    White clouds float light as a feather in the late afternoon sun over the pasture area. It was getting warm once again and our own clothing is not adequate for the second time in the course of the day. Once again, summer unfolds its power.

    Cloud over Alpe di Siusi © Julian Köpke
    Tourist hike up to Schlern houses © Julian Köpke
  • Landscape,  Travel

    High above sea level

    In autumn in South Tyrol, the changeable weather is a series of photographic opportunities. On mountains above 2200m there is already a loose layer of snow. A little below that, autumn shows itself after a hot summer.

    Autumn starts at Alpe di Siusi © Julian Köpke

    The changeability unfolds a grandiose spectacle of clouds and peaks on the Dolomites around the Alpe di Siusi. All you need is a good seat in the café by the cable car to comfortably watch the light change and react to it.

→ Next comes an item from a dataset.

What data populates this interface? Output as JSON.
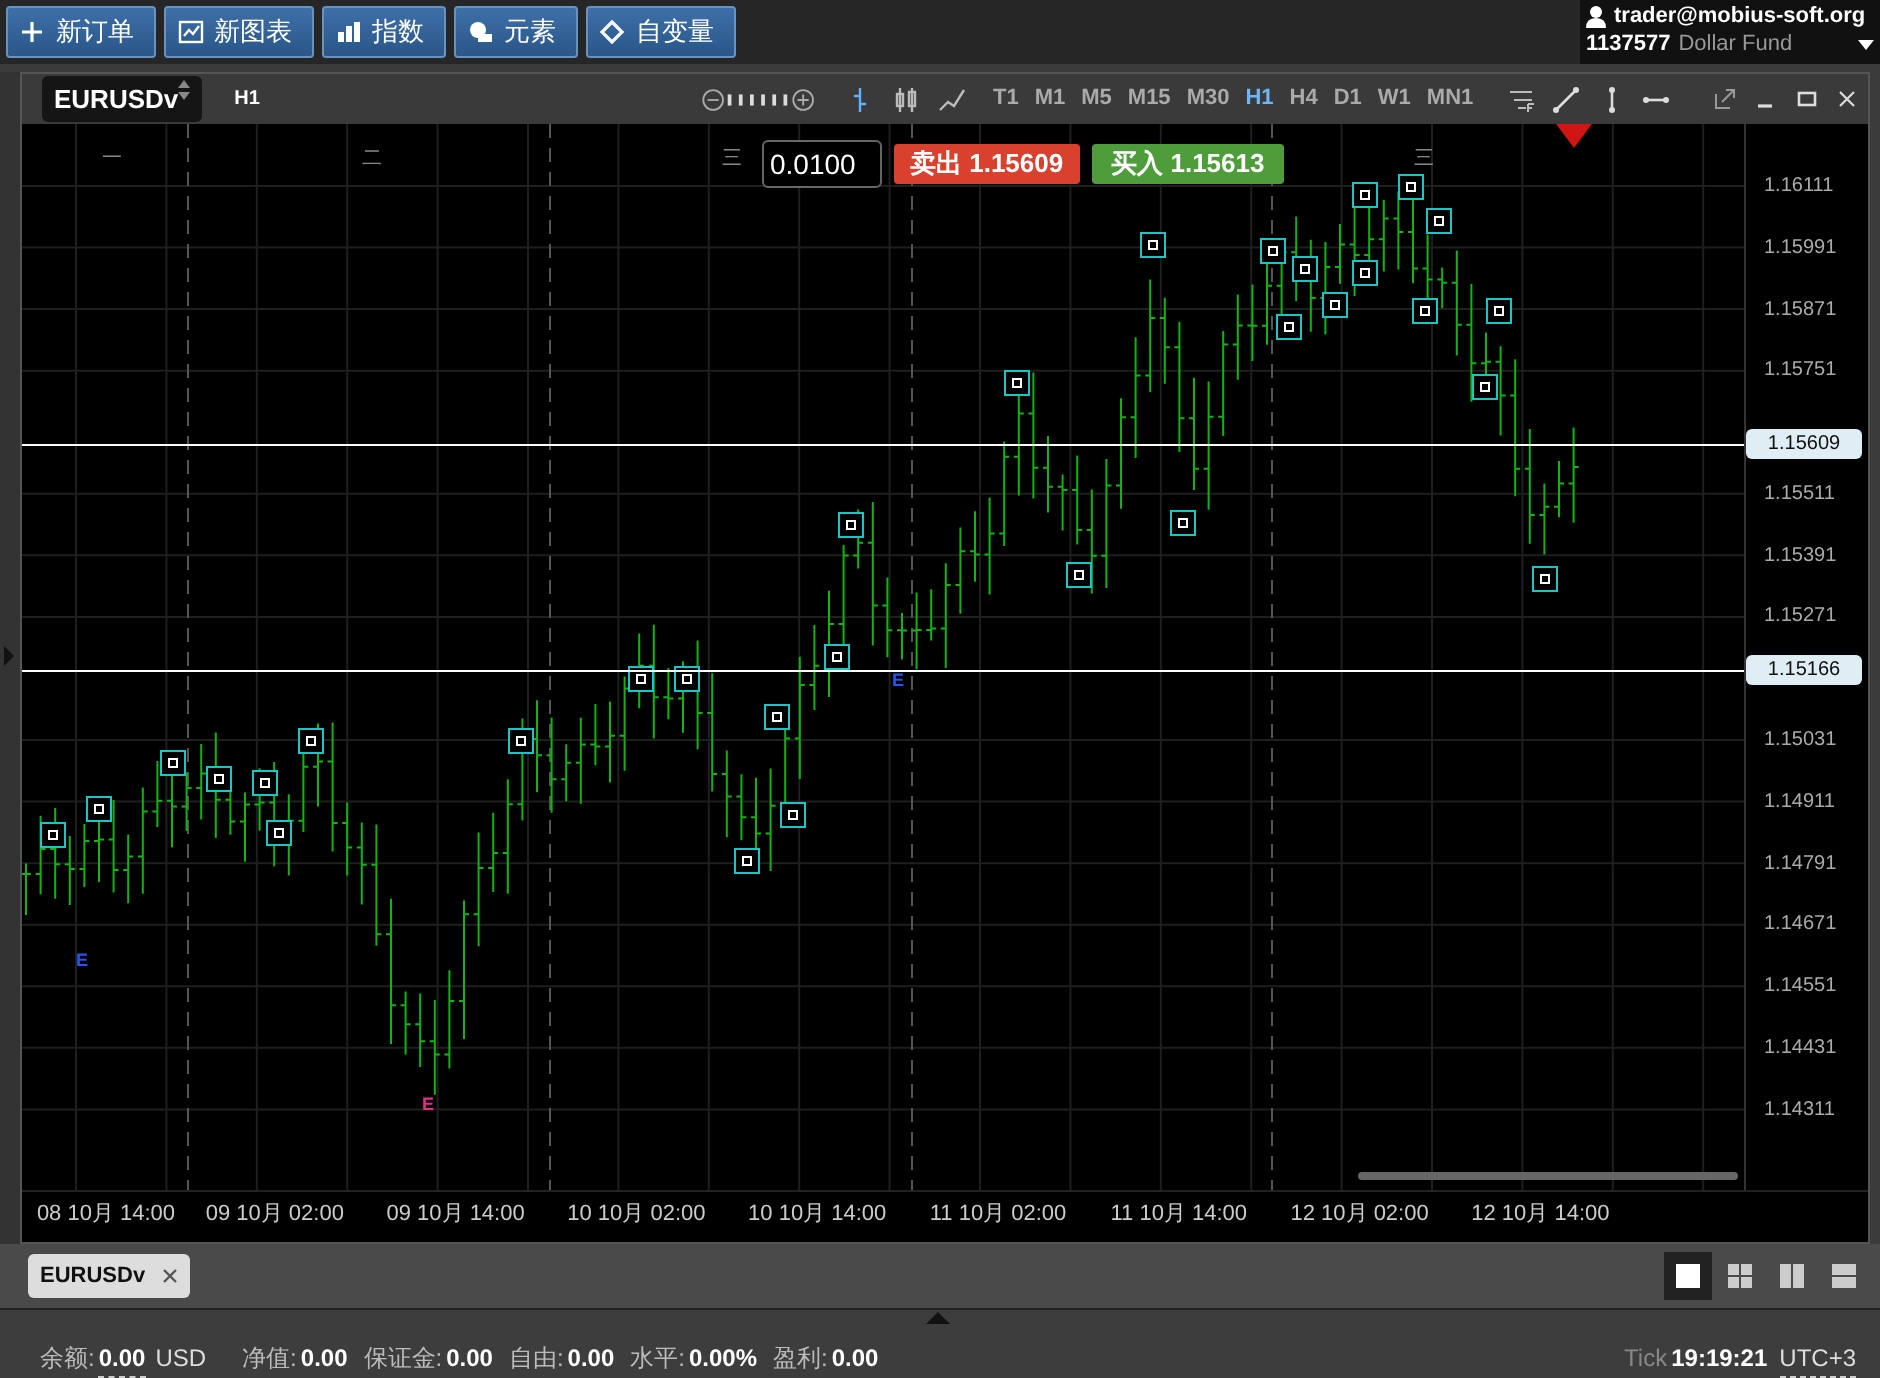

    If it really does rain during the day, a visit to the archaeological museum in Bolzano is a good alternative to board games in the holiday flat. Digital registration is worthwhile, but less significant in autumn.

    The poor man who died 5300 years ago from a painful arrowhead in his left shoulder, probably in shock due to the rupture of the arteria subclavia, is a treasure trove or stroke of luck for science, which has made many research opinions have to be reconsidered.

    The artistic reconstruction of the body by Adrie and Alfons Kennis from the Netherlands does not reflect the finding situation of the glacier mummy. It appears fragile and vulnerable, almost old and tired. One should not be deceived by the physical impression of the fictitious reconstruction. His last ascent from the valley over extremely rough terrain up to the Tiesenjoch at 3210m within about 6 hours was a physical challenge and probably a masterstroke.

    Photography was allowed in the Museum of Bolzano if it was not organic material. This artistic representation made of silicone does not correspond to the finding situation. Ötzi's personal misfortune was a stroke of luck for science. © Julian Köpke